Look for the line containing "Serialize everything readable" in the records below. Then output it and all the lines that follow, exactly and without any others.

______________________________

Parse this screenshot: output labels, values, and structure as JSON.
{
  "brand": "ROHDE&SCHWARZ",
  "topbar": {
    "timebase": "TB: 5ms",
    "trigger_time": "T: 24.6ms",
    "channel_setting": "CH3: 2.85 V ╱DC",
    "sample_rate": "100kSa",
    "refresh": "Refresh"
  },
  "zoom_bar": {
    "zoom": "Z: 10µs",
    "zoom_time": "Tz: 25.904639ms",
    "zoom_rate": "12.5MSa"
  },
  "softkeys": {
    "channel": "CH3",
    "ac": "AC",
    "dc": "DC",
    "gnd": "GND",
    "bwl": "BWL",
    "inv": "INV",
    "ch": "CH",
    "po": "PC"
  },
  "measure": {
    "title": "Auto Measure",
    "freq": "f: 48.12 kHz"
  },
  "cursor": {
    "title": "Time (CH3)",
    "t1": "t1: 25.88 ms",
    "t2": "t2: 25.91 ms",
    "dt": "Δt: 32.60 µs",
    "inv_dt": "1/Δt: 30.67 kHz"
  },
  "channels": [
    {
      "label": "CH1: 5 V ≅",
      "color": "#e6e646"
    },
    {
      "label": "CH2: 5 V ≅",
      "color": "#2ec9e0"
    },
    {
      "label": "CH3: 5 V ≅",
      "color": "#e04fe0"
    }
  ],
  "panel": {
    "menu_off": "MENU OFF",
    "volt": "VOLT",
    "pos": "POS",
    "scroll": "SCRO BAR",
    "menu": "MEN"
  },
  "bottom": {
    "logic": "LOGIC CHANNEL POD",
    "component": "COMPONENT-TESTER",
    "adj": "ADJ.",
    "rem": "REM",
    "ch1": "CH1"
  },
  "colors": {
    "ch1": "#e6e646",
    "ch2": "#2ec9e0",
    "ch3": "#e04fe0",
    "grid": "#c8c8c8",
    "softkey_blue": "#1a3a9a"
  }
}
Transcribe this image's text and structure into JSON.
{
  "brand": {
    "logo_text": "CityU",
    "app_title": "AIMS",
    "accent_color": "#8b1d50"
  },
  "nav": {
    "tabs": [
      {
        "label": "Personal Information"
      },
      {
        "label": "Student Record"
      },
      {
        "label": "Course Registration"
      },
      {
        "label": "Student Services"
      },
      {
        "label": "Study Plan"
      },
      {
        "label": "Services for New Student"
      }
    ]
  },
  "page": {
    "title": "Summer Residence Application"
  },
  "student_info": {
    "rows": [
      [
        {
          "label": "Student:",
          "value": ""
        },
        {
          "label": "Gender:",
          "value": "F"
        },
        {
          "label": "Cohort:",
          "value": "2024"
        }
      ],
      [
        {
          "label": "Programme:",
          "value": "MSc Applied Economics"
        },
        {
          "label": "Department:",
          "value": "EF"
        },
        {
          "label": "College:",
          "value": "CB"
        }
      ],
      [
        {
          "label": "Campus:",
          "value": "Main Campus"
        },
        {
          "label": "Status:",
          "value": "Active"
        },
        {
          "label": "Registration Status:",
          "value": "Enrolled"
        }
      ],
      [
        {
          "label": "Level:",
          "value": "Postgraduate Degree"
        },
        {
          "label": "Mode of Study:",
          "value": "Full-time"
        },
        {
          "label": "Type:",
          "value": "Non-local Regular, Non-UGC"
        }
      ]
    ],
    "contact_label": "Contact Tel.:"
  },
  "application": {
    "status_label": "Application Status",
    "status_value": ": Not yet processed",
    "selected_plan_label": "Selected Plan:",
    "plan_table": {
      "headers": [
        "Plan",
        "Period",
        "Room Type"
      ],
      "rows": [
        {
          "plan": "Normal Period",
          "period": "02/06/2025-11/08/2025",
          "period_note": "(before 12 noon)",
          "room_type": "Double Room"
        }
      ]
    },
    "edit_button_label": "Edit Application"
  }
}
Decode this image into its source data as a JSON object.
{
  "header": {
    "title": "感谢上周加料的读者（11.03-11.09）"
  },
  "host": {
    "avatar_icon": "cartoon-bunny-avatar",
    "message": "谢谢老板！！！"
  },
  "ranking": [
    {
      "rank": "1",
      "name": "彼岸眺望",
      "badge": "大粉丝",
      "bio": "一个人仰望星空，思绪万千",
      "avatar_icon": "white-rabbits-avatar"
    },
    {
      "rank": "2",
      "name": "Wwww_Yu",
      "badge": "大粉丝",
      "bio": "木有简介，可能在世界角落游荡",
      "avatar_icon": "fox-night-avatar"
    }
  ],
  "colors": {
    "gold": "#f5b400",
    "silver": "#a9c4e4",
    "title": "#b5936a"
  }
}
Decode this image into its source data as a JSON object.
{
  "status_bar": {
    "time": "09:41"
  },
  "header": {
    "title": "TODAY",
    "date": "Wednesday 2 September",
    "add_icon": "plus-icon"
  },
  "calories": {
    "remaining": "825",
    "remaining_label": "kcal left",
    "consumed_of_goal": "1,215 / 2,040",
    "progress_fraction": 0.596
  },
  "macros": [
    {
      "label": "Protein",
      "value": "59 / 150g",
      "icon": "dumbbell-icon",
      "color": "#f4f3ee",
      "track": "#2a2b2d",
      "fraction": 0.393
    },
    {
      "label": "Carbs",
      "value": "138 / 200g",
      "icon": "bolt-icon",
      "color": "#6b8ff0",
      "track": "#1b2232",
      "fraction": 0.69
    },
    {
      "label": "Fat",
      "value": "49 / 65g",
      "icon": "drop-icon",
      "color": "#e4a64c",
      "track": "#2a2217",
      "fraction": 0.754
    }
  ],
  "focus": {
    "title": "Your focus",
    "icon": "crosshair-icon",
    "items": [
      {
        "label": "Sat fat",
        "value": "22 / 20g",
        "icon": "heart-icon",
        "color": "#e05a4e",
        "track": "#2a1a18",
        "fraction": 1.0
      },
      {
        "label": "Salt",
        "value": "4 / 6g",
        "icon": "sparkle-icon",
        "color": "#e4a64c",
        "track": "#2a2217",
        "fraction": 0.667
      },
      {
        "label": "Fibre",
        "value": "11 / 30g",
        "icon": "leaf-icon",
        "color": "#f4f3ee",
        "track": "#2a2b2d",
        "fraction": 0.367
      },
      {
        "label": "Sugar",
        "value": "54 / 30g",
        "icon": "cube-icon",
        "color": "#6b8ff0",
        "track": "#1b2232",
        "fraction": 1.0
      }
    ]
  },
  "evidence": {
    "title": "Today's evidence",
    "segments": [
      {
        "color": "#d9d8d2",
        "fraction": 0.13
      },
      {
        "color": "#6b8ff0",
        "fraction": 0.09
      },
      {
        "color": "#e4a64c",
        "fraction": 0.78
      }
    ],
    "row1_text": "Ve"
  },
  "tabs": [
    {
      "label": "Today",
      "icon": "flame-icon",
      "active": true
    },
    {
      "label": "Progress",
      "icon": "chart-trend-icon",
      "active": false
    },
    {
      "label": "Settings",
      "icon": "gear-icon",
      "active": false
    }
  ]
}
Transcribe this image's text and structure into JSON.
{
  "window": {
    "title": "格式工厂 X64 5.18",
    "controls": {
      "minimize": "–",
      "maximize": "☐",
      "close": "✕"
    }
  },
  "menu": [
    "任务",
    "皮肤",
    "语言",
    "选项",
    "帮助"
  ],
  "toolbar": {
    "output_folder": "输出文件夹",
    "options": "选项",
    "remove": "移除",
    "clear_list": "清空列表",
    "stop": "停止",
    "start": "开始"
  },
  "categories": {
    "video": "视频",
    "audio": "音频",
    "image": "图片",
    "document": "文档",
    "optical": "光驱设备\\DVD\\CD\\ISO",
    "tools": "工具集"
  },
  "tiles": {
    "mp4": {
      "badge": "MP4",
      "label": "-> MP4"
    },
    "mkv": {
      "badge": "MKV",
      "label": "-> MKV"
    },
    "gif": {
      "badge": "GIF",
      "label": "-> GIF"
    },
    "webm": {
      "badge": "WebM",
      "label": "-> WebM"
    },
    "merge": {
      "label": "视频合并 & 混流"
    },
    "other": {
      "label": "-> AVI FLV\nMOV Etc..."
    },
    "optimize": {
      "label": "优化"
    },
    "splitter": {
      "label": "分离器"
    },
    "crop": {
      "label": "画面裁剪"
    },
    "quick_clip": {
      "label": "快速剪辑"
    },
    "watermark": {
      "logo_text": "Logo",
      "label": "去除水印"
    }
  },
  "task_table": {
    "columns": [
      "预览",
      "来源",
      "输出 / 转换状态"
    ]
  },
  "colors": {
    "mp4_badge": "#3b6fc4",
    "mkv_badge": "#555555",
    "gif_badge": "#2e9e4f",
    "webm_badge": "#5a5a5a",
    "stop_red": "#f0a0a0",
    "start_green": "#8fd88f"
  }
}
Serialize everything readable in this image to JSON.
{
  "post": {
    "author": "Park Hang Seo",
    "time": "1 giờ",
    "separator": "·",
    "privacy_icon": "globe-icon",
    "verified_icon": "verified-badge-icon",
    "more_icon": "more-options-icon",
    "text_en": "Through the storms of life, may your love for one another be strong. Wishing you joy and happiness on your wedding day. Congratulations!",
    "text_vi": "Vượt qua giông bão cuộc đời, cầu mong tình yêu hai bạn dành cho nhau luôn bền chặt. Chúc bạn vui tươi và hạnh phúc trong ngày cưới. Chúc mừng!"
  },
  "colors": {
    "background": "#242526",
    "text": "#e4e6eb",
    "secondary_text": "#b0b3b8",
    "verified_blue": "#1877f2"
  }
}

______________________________

ANSWER AREA.
Serialize everything readable in this image to JSON.
{
  "post": {
    "author": "Park Hang Seo",
    "time": "1 giờ",
    "separator": "·",
    "privacy_icon": "globe-icon",
    "verified_icon": "verified-badge-icon",
    "more_icon": "more-options-icon",
    "text_en": "Through the storms of life, may your love for one another be strong. Wishing you joy and happiness on your wedding day. Congratulations!",
    "text_vi": "Vượt qua giông bão cuộc đời, cầu mong tình yêu hai bạn dành cho nhau luôn bền chặt. Chúc bạn vui tươi và hạnh phúc trong ngày cưới. Chúc mừng!"
  },
  "colors": {
    "background": "#242526",
    "text": "#e4e6eb",
    "secondary_text": "#b0b3b8",
    "verified_blue": "#1877f2"
  }
}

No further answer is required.